Three years after Michigan’s complete streets legislation became law, design guidance is improving and research into the benefits of complete streets is continuing to emerge, yet funding for projects is lean and implementation seems limited.
The concept of complete streets has officially been on the radar of local governments and transportation agencies in Michigan since 2010, when communities were given new planning and coordination responsibilities related to multimodal transportation planning. Yet some practitioners say there has been little progress made beyond the scattered adoption of resolutions and ordinances. Has the movement towards roadways planned, designed, and constructed to provide appropriate access to all legal users…whether by car, truck, transit, assistive device, foot or bicycle, stalled?
Some proponents of complete streets point to transportation engineers as an obstacle, saying the rule book that engineers have to follow is not accommodating to non-motorized users. However, in September 2013 the Federal Highway Administration (FHWA) publically supported two sets of guidelines that are oriented towards the creation of more walkable and bikeable urban environments. The FHWA encouraged transportation agencies nationwide to turn to the National Association of City Transportation Officials (NACTO) Urban Bikeway Design Guide and the Institute of Transportation Engineers (ITE) Designing Urban Walkable Thoroughfares. The two new guidelines go beyond the American Association of State Highway and Transportation Officials (AASHTO) ‘green book’, which is the principal national transportation design resource. So, it seems the engineering guidance is out there and planners can no longer blame the engineers’ rule books.

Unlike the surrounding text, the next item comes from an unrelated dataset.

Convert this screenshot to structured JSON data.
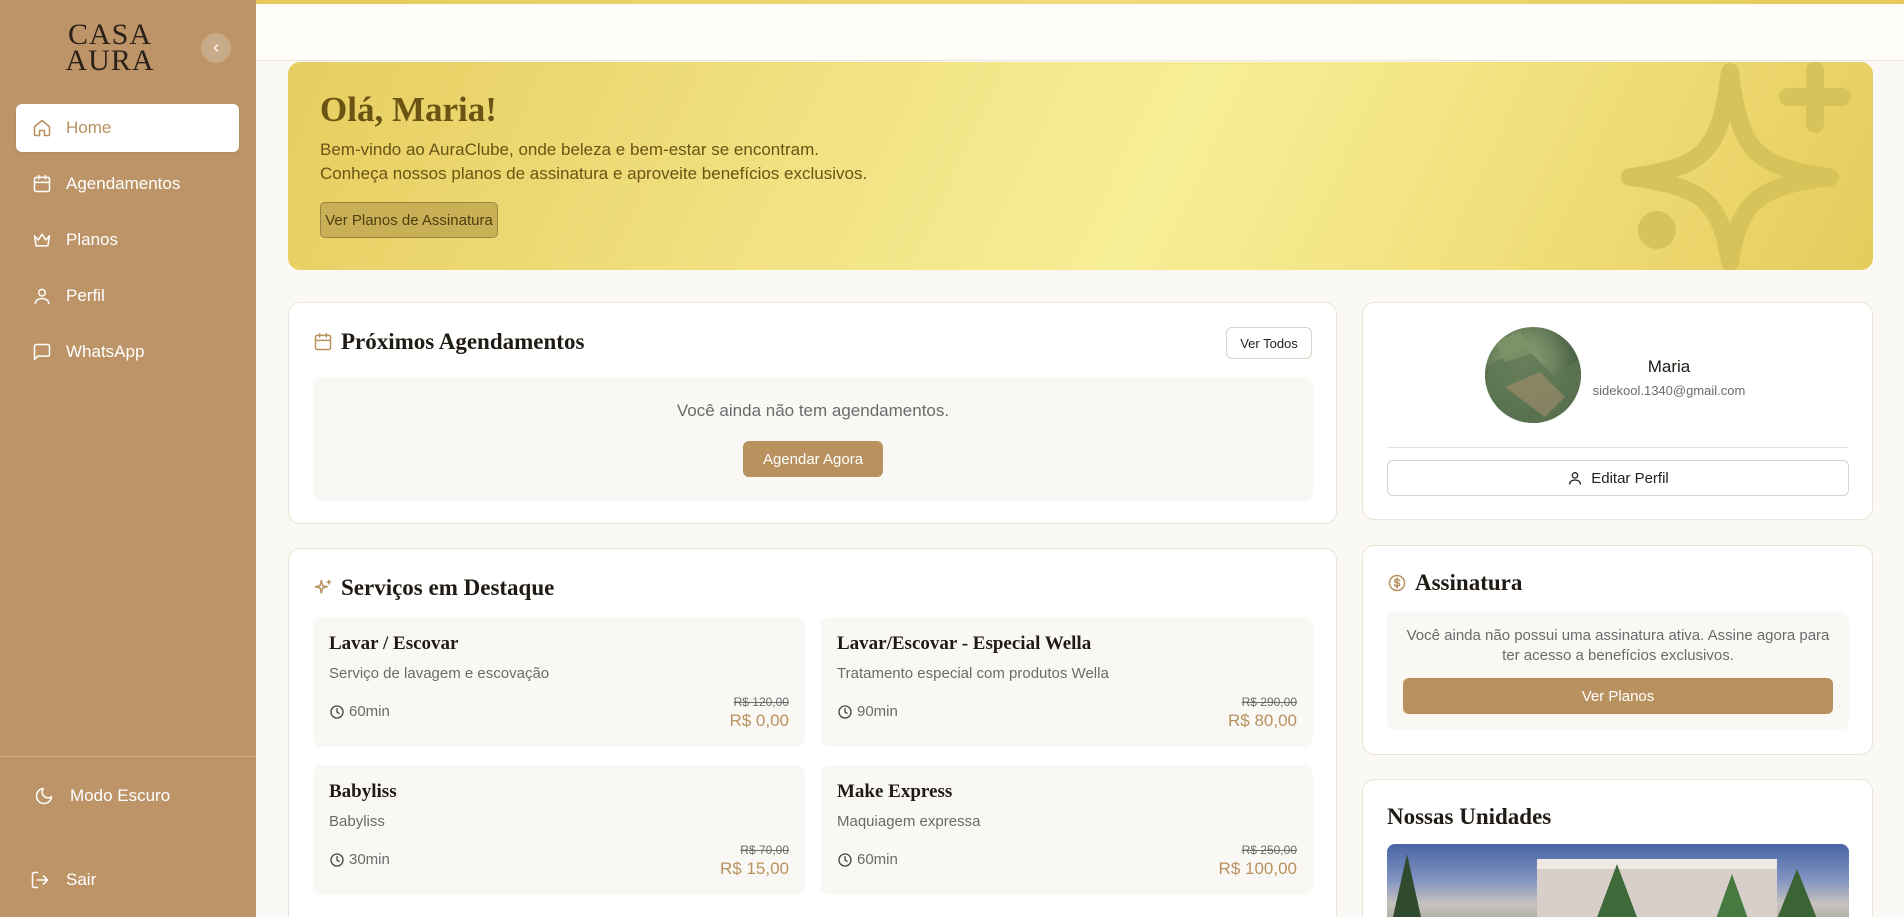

Other critics say there has been too much emphasis on promoting the environmental, health, recreation and lifestyle benefits of increased walking and cycling. They say the message needs to refocus on the safety and economic benefits of complete streets. Indeed, there is substantial research connecting health to community design and evidence shows a majority of people currently fall into the recreational cycling category of “Interested but Concerned” (that is, interested in cycling, but concerned about safety). Regarding safety, for decades research has shown that a cyclist riding on the sidewalk is at least twice as likely to get in an accident than a cyclist riding in the street (Wachtel and Lewiston, 1994), and streets with bike lanes have significantly lower crash rates than either major or minor streets without any bicycle facilities. However, even cities with relatively good cycling infrastructure still have cyclists on the sidewalk. When it comes to economic benefits, while there is evidence of increased retail sales resulting from the installation of cycling facilities, at least one researcher points to the need for more rigorous and detailed evidence on the economic impacts of cycling. So, perhaps the research and message is still evolving and that is affecting the implementation of complete streets projects.
Certainly funding for such programs has an impact on implementation. For several years in Michigan municipal finances have been lean, and state and federal transportation funding for non-motorized projects has been reduced, most notably with the MAP-21 (the Moving Ahead for Progress in the 21st Century Act, signed July 6, 2012) amendments to the Federal-Aid Highway Program, which reduced total funding for the Transportation Alternatives Program, the Recreational Trails Program, and the Safe Routes to School Program by 26 percent from fiscal year 2009 funding levels.
Despite the pitfalls and challenges, the Michigan Complete Streets Coalition highlights several communities that have recently passed complete streets resolutions and/or ordinances and the Michigan Department of Transportation continues to expand its support for complete streets projects. Other Michigan communities are finding low cost ways to implement complete streets – strategies that require little more than re-striping and new signage (see MSU Extension news article Road diets can improve pedestrian safety without compromising capacity). Additionally, bicycle and pedestrian advisory committees are conducting cycling safety education and launching public service announcements for greater awareness among motorists and cyclists alike. These low cost measures can go a long way to improving the environment for non-motorized users.
So, yes, pedestrian-oriented engineering guidance is out there, and yes, more research is needed, and yes, funding is a challenge, and yes, progress is being made. To learn more about the status of complete streets in Michigan, visit the Michigan Complete Streets Coalition website. Training is also available on complete streets in Michigan; just contact a Michigan State University Extension land use educator at the Land Use Education Services page.